So how should companies adapt to these emerging challenges? A world faced with disruptions like pandemics requires better planning and supply chains that are more responsive to change. Xometry’s experience serving thousands of manufacturers and suppliers gives us a unique perspective on how to manage through times of crisis. There are 7 things that our experience tells us leaders should consider:
Digitization continues to revolutionize manufacturing across the supply chain. Leaders should ask themselves where they can obtain and use data to make even better decisions. One key area is logistics visibility—do you truly know where your parts are, when they’ve gone into production, and when you will receive them? In fact, 60% of supply chain leaders feel that a lack of supply chain transparency is a major risk. Xometry and other manufacturing networks show you in real time when your parts go to production, when they are inspected, and when they are shipped. This gives you the information you need to make good choices, even in uncertain times.
Recent innovations like manufacturing-as-a-service (MaaS) offer new ways to maintain cost-effectiveness while increasing flexibility and predictability. For example, Xometry has a network of over 10,000 highly vetted manufacturing facilities in 46 US states and 14 foreign countries and we manage this network for you. This means that when challenges arise in one area, we can easily shift manufacturing to an area or supplier that is less affected. Xometry has experience leveraging its flexible supply chain during regional natural disasters such as hurricanes and has developed systems required to manage even greater disruptions such as this crisis.
Manufacturing networks also offer far more capacity than individual facilities. With manufacturing-as-a-service, you can ramp production down if demand slips temporarily, then raise it again when demand storms back. Networks like Xometry can take on even large production jobs, with capacity to handle hundreds of thousands of molded and machined parts. Because of their nearly infinite capacity, networks may be able to do these jobs cheaper and faster than single-source suppliers by connecting the work requirements with capable suppliers that can begin work immediately.
Times of uncertainty can also be great times to think through the least cost-efficient areas of your supply chain. For example, are there parts that you are 3D printing that might be cheaper to make with injection molding? Are you using any custom parts suppliers that charge a premium for fast delivery, but are up to 75% more expensive on some parts? Now is a great time to try new options. One way to start is with online quoting engines, like Xometry’s Instant Quoting Engine, that give you market-based pricing within seconds so you know what a fair price is for your parts given current market conditions.

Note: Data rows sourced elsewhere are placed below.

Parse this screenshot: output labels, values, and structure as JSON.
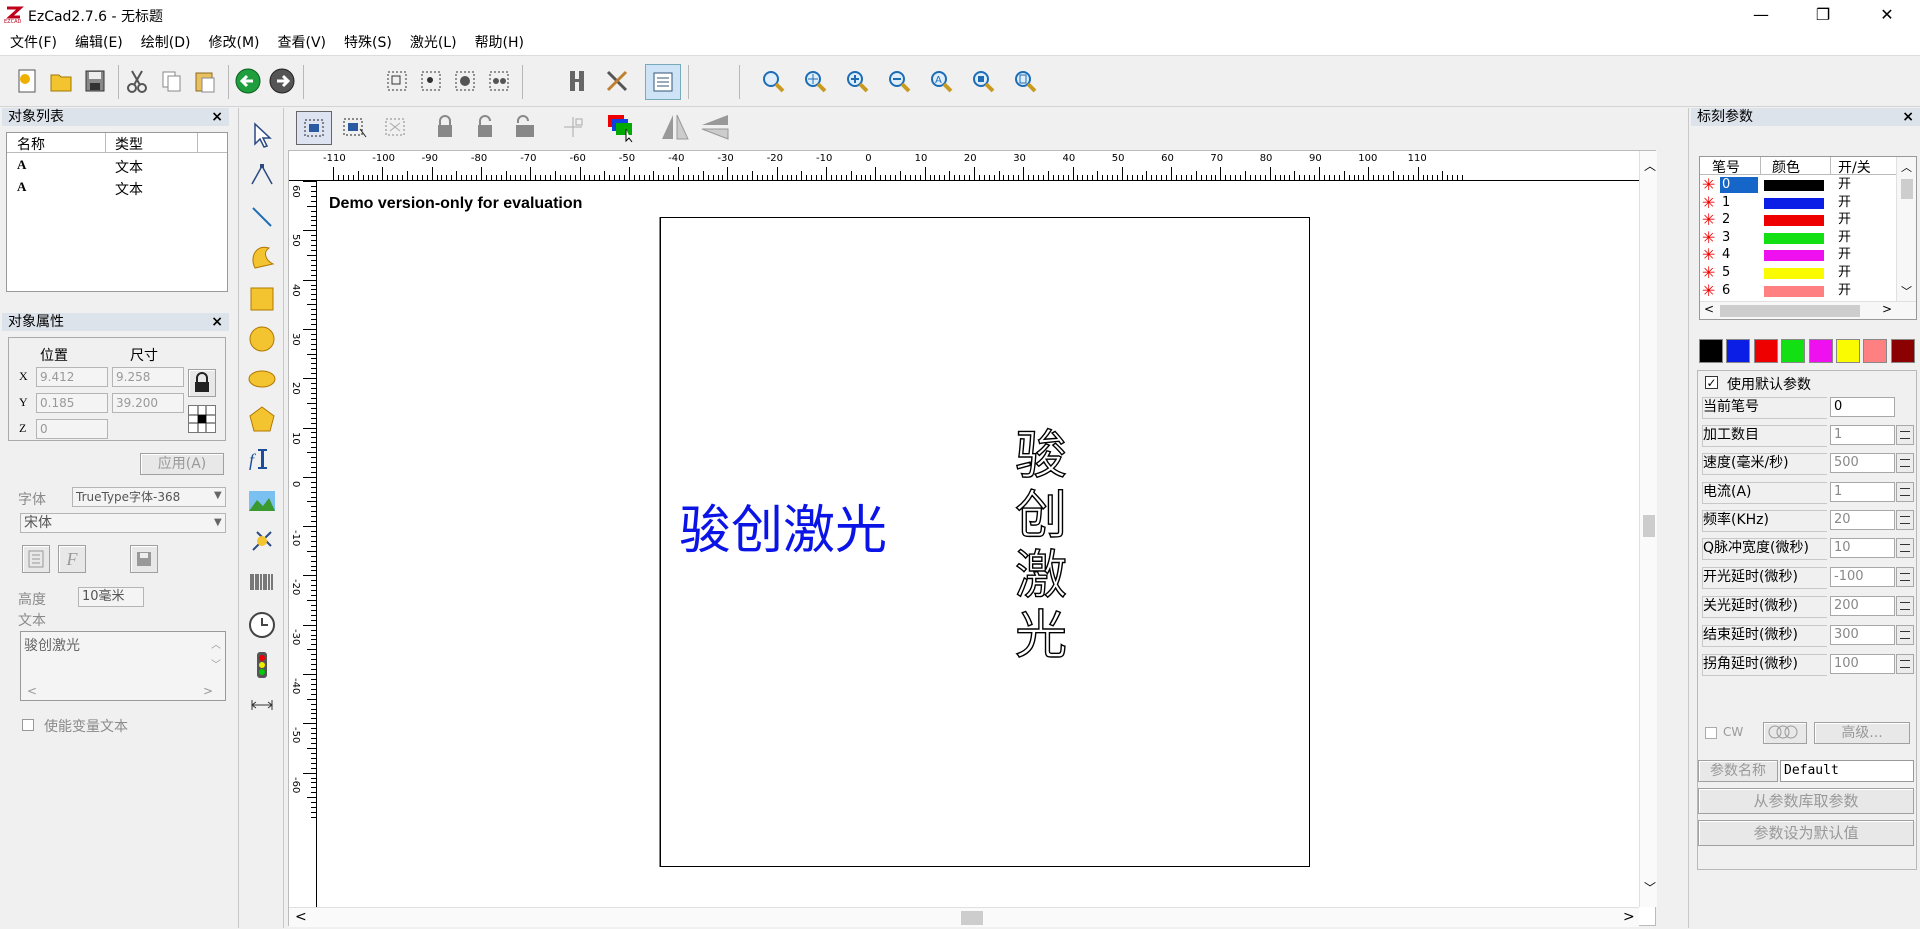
{
  "window": {
    "title": "EzCad2.7.6 - 无标题",
    "minimize": "—",
    "maximize": "❐",
    "close": "✕"
  },
  "menu": [
    "文件(F)",
    "编辑(E)",
    "绘制(D)",
    "修改(M)",
    "查看(V)",
    "特殊(S)",
    "激光(L)",
    "帮助(H)"
  ],
  "object_list": {
    "title": "对象列表",
    "columns": [
      "名称",
      "类型"
    ],
    "rows": [
      {
        "name": "A",
        "type": "文本"
      },
      {
        "name": "A",
        "type": "文本"
      }
    ]
  },
  "object_props": {
    "title": "对象属性",
    "pos_label": "位置",
    "size_label": "尺寸",
    "x_label": "X",
    "y_label": "Y",
    "z_label": "Z",
    "x": "9.412",
    "y": "0.185",
    "z": "0",
    "w": "9.258",
    "h": "39.200",
    "apply": "应用(A)",
    "font_label": "字体",
    "font_type": "TrueType字体-368",
    "font_name": "宋体",
    "height_label": "高度",
    "height_value": "10毫米",
    "text_label": "文本",
    "text_value": "骏创激光",
    "enable_var_text": "使能变量文本"
  },
  "canvas": {
    "demo_notice": "Demo version-only for evaluation",
    "horizontal_text": "骏创激光",
    "vertical_text": [
      "骏",
      "创",
      "激",
      "光"
    ],
    "text_color": "#0a14e6",
    "ruler_h": [
      "-110",
      "-100",
      "-90",
      "-80",
      "-70",
      "-60",
      "-50",
      "-40",
      "-30",
      "-20",
      "-10",
      "0",
      "10",
      "20",
      "30",
      "40",
      "50",
      "60",
      "70",
      "80",
      "90",
      "100",
      "110"
    ],
    "ruler_v": [
      "60",
      "50",
      "40",
      "30",
      "20",
      "10",
      "0",
      "-10",
      "-20",
      "-30",
      "-40",
      "-50",
      "-60"
    ]
  },
  "mark_params": {
    "title": "标刻参数",
    "pen_columns": [
      "笔号",
      "颜色",
      "开/关"
    ],
    "pens": [
      {
        "no": "0",
        "color": "#000000",
        "state": "开"
      },
      {
        "no": "1",
        "color": "#0a1ee6",
        "state": "开"
      },
      {
        "no": "2",
        "color": "#ee0000",
        "state": "开"
      },
      {
        "no": "3",
        "color": "#12e012",
        "state": "开"
      },
      {
        "no": "4",
        "color": "#ee10ee",
        "state": "开"
      },
      {
        "no": "5",
        "color": "#fafa00",
        "state": "开"
      },
      {
        "no": "6",
        "color": "#ff8080",
        "state": "开"
      }
    ],
    "palette": [
      "#000000",
      "#0a1ee6",
      "#ee0000",
      "#12e012",
      "#ee10ee",
      "#fafa00",
      "#ff8080",
      "#8b0000"
    ],
    "use_default": "使用默认参数",
    "params": [
      {
        "label": "当前笔号",
        "value": "0"
      },
      {
        "label": "加工数目",
        "value": "1"
      },
      {
        "label": "速度(毫米/秒)",
        "value": "500"
      },
      {
        "label": "电流(A)",
        "value": "1"
      },
      {
        "label": "频率(KHz)",
        "value": "20"
      },
      {
        "label": "Q脉冲宽度(微秒)",
        "value": "10"
      },
      {
        "label": "开光延时(微秒)",
        "value": "-100"
      },
      {
        "label": "关光延时(微秒)",
        "value": "200"
      },
      {
        "label": "结束延时(微秒)",
        "value": "300"
      },
      {
        "label": "拐角延时(微秒)",
        "value": "100"
      }
    ],
    "cw": "CW",
    "advanced": "高级...",
    "param_name_label": "参数名称",
    "param_name_value": "Default",
    "load_from_lib": "从参数库取参数",
    "set_default": "参数设为默认值"
  }
}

Manufacturing networks offer levels of customization that you cannot get elsewhere. Xometry works with thousands of partners, each with unique machines and capabilities. If you can get exactly what you need—vs. trying to fit what you really need into what a single supplier can do—your parts look and function as required and your supply chain becomes more predictable.

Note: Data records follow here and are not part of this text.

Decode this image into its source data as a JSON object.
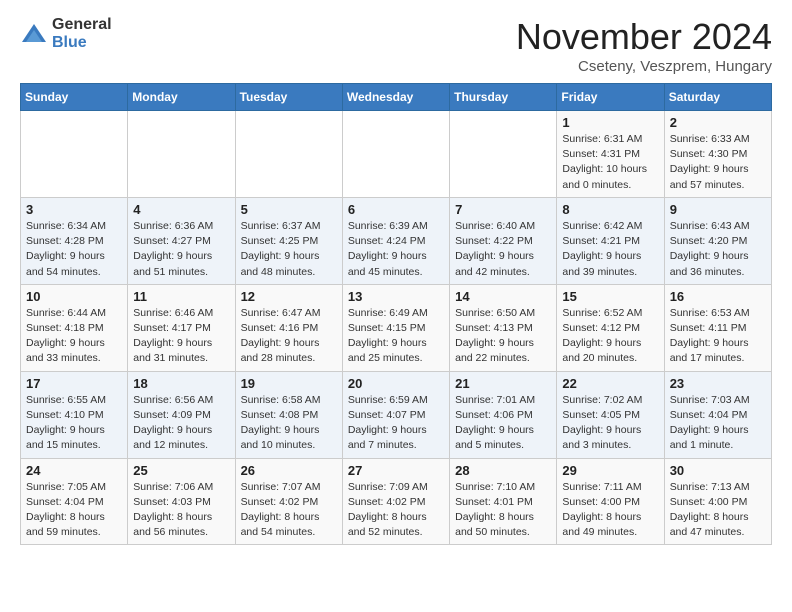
{
  "header": {
    "logo_general": "General",
    "logo_blue": "Blue",
    "month_title": "November 2024",
    "location": "Cseteny, Veszprem, Hungary"
  },
  "weekdays": [
    "Sunday",
    "Monday",
    "Tuesday",
    "Wednesday",
    "Thursday",
    "Friday",
    "Saturday"
  ],
  "weeks": [
    [
      {
        "day": "",
        "info": ""
      },
      {
        "day": "",
        "info": ""
      },
      {
        "day": "",
        "info": ""
      },
      {
        "day": "",
        "info": ""
      },
      {
        "day": "",
        "info": ""
      },
      {
        "day": "1",
        "info": "Sunrise: 6:31 AM\nSunset: 4:31 PM\nDaylight: 10 hours\nand 0 minutes."
      },
      {
        "day": "2",
        "info": "Sunrise: 6:33 AM\nSunset: 4:30 PM\nDaylight: 9 hours\nand 57 minutes."
      }
    ],
    [
      {
        "day": "3",
        "info": "Sunrise: 6:34 AM\nSunset: 4:28 PM\nDaylight: 9 hours\nand 54 minutes."
      },
      {
        "day": "4",
        "info": "Sunrise: 6:36 AM\nSunset: 4:27 PM\nDaylight: 9 hours\nand 51 minutes."
      },
      {
        "day": "5",
        "info": "Sunrise: 6:37 AM\nSunset: 4:25 PM\nDaylight: 9 hours\nand 48 minutes."
      },
      {
        "day": "6",
        "info": "Sunrise: 6:39 AM\nSunset: 4:24 PM\nDaylight: 9 hours\nand 45 minutes."
      },
      {
        "day": "7",
        "info": "Sunrise: 6:40 AM\nSunset: 4:22 PM\nDaylight: 9 hours\nand 42 minutes."
      },
      {
        "day": "8",
        "info": "Sunrise: 6:42 AM\nSunset: 4:21 PM\nDaylight: 9 hours\nand 39 minutes."
      },
      {
        "day": "9",
        "info": "Sunrise: 6:43 AM\nSunset: 4:20 PM\nDaylight: 9 hours\nand 36 minutes."
      }
    ],
    [
      {
        "day": "10",
        "info": "Sunrise: 6:44 AM\nSunset: 4:18 PM\nDaylight: 9 hours\nand 33 minutes."
      },
      {
        "day": "11",
        "info": "Sunrise: 6:46 AM\nSunset: 4:17 PM\nDaylight: 9 hours\nand 31 minutes."
      },
      {
        "day": "12",
        "info": "Sunrise: 6:47 AM\nSunset: 4:16 PM\nDaylight: 9 hours\nand 28 minutes."
      },
      {
        "day": "13",
        "info": "Sunrise: 6:49 AM\nSunset: 4:15 PM\nDaylight: 9 hours\nand 25 minutes."
      },
      {
        "day": "14",
        "info": "Sunrise: 6:50 AM\nSunset: 4:13 PM\nDaylight: 9 hours\nand 22 minutes."
      },
      {
        "day": "15",
        "info": "Sunrise: 6:52 AM\nSunset: 4:12 PM\nDaylight: 9 hours\nand 20 minutes."
      },
      {
        "day": "16",
        "info": "Sunrise: 6:53 AM\nSunset: 4:11 PM\nDaylight: 9 hours\nand 17 minutes."
      }
    ],
    [
      {
        "day": "17",
        "info": "Sunrise: 6:55 AM\nSunset: 4:10 PM\nDaylight: 9 hours\nand 15 minutes."
      },
      {
        "day": "18",
        "info": "Sunrise: 6:56 AM\nSunset: 4:09 PM\nDaylight: 9 hours\nand 12 minutes."
      },
      {
        "day": "19",
        "info": "Sunrise: 6:58 AM\nSunset: 4:08 PM\nDaylight: 9 hours\nand 10 minutes."
      },
      {
        "day": "20",
        "info": "Sunrise: 6:59 AM\nSunset: 4:07 PM\nDaylight: 9 hours\nand 7 minutes."
      },
      {
        "day": "21",
        "info": "Sunrise: 7:01 AM\nSunset: 4:06 PM\nDaylight: 9 hours\nand 5 minutes."
      },
      {
        "day": "22",
        "info": "Sunrise: 7:02 AM\nSunset: 4:05 PM\nDaylight: 9 hours\nand 3 minutes."
      },
      {
        "day": "23",
        "info": "Sunrise: 7:03 AM\nSunset: 4:04 PM\nDaylight: 9 hours\nand 1 minute."
      }
    ],
    [
      {
        "day": "24",
        "info": "Sunrise: 7:05 AM\nSunset: 4:04 PM\nDaylight: 8 hours\nand 59 minutes."
      },
      {
        "day": "25",
        "info": "Sunrise: 7:06 AM\nSunset: 4:03 PM\nDaylight: 8 hours\nand 56 minutes."
      },
      {
        "day": "26",
        "info": "Sunrise: 7:07 AM\nSunset: 4:02 PM\nDaylight: 8 hours\nand 54 minutes."
      },
      {
        "day": "27",
        "info": "Sunrise: 7:09 AM\nSunset: 4:02 PM\nDaylight: 8 hours\nand 52 minutes."
      },
      {
        "day": "28",
        "info": "Sunrise: 7:10 AM\nSunset: 4:01 PM\nDaylight: 8 hours\nand 50 minutes."
      },
      {
        "day": "29",
        "info": "Sunrise: 7:11 AM\nSunset: 4:00 PM\nDaylight: 8 hours\nand 49 minutes."
      },
      {
        "day": "30",
        "info": "Sunrise: 7:13 AM\nSunset: 4:00 PM\nDaylight: 8 hours\nand 47 minutes."
      }
    ]
  ]
}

There’s a tendency to only talk to your closest co-workers during a crisis—don’t fall prey to it! There are a range of experts, inside your company and externally, that can help you create and implement new ideas. Xometry’s team of supply chain and operations leaders has hundreds of years of collective experience getting products to market quickly and cost-effectively.

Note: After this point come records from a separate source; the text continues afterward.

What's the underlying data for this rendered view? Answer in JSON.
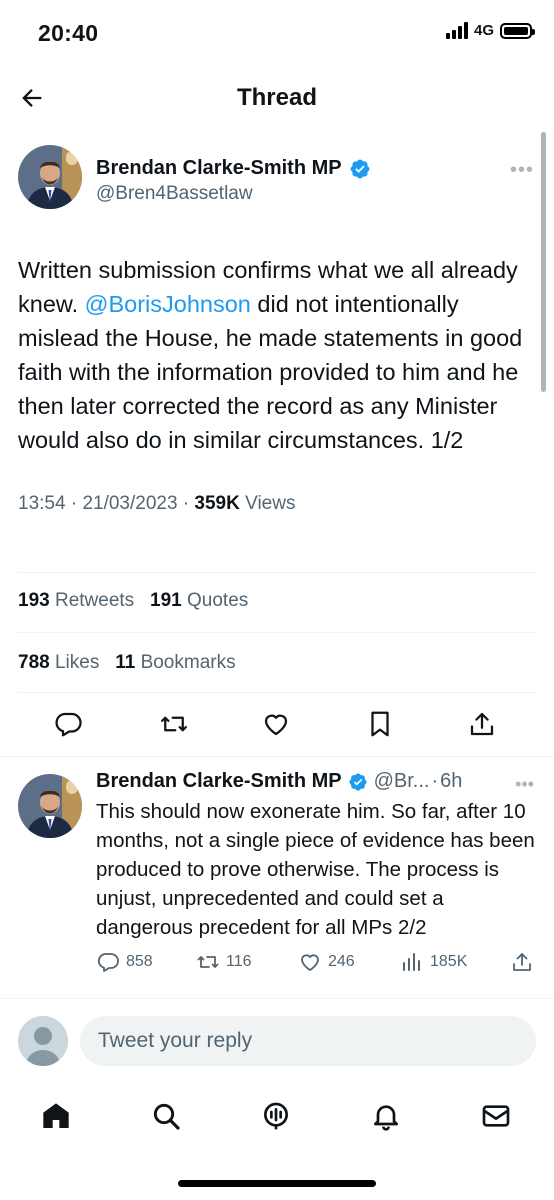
{
  "status_bar": {
    "time": "20:40",
    "network": "4G"
  },
  "header": {
    "title": "Thread"
  },
  "tweet": {
    "author_name": "Brendan Clarke-Smith MP",
    "author_handle": "@Bren4Bassetlaw",
    "text_1": "Written submission confirms what we all already knew. ",
    "mention": "@BorisJohnson",
    "text_2": " did not intentionally mislead the House, he made statements in good faith with the information provided to him and he then later corrected the record as any Minister would also do in similar circumstances. 1/2",
    "time": "13:54",
    "date": "21/03/2023",
    "views_count": "359K",
    "views_label": "Views",
    "retweets_count": "193",
    "retweets_label": "Retweets",
    "quotes_count": "191",
    "quotes_label": "Quotes",
    "likes_count": "788",
    "likes_label": "Likes",
    "bookmarks_count": "11",
    "bookmarks_label": "Bookmarks"
  },
  "reply": {
    "author_name": "Brendan Clarke-Smith MP",
    "author_handle": "@Br...",
    "age": "6h",
    "text": "This should now exonerate him. So far, after 10 months, not a single piece of evidence has been produced to prove otherwise. The process is unjust, unprecedented and could set a dangerous precedent for all MPs 2/2",
    "replies": "858",
    "retweets": "116",
    "likes": "246",
    "views": "185K"
  },
  "compose": {
    "placeholder": "Tweet your reply"
  },
  "icons": {
    "back": "arrow-left-icon",
    "verified": "verified-badge-icon",
    "reply": "comment-icon",
    "retweet": "retweet-icon",
    "like": "heart-icon",
    "bookmark": "bookmark-icon",
    "share": "share-icon",
    "views": "bar-chart-icon",
    "home": "home-icon",
    "search": "search-icon",
    "spaces": "spaces-icon",
    "notifications": "bell-icon",
    "messages": "mail-icon"
  },
  "colors": {
    "accent": "#1d9bf0",
    "text": "#0f1419",
    "secondary": "#536471"
  }
}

If you would like to discuss how we can help you get the parts you need quickly and efficiently, or would like to discuss how your business can manage through these uncertain times, please reach out to me directly at firstname.lastname@example.org.